The woman, Valerie Gaiter, died in August at 61, 10 years before she would have been eligible for parole.

“Elder parole is a common sense, evidenced-based, and fiscally responsible way to save lives, reunite families and communities, and reinvest millions of taxpayer dollars into much needed public resources,” the letter states.

“The bill affords people in prison aged 55 and older who have served 15 or more years in prison an opportunity to go before the Parole Board.”

The measure would not automatically release older inmates from prison. Instead, it would allow the Parole Board to determine whether an older applicant is suitable for release.

“The bill offers hope and a second chance to those otherwise sentenced to die in prison,” the letter stated.

Overall, the groups estimate there are more than 650 deaths of older inmates in state prisons over the last decade.

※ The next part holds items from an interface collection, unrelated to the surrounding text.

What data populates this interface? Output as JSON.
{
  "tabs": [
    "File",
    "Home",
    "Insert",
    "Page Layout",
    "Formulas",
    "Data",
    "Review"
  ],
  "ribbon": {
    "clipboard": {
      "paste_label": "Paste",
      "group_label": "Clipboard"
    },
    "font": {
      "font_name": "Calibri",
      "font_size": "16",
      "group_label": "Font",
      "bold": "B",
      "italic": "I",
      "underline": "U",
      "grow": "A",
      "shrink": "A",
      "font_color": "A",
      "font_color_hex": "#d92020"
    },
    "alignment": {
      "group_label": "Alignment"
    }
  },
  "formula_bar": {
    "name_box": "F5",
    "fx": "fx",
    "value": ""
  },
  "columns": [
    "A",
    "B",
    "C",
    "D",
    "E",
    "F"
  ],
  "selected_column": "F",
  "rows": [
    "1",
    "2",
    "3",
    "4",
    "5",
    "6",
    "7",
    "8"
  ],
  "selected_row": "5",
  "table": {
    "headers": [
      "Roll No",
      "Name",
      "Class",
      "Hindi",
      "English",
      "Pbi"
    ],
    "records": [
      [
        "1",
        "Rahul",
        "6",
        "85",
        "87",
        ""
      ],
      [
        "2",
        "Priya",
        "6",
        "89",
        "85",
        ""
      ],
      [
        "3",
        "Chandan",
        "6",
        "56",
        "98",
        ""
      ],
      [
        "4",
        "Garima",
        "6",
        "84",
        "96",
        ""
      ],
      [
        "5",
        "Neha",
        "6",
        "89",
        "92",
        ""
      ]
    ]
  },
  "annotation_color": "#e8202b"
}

A push comes for the measure amid a broader effort in the Legislature to change the state’s criminal justice laws, including an end to cash bail for many charges and measures taking effect that would require new procedures for the evidentiary discovery process and an expungement in marijuana-based convictions.

The Cuomo administration over the last eight years, meanwhile, has sought the closure of prison facilities in upstate amid a declining inmate population.

Elder Parole Sign on Letter FINAL by Nick Reisman on Scribd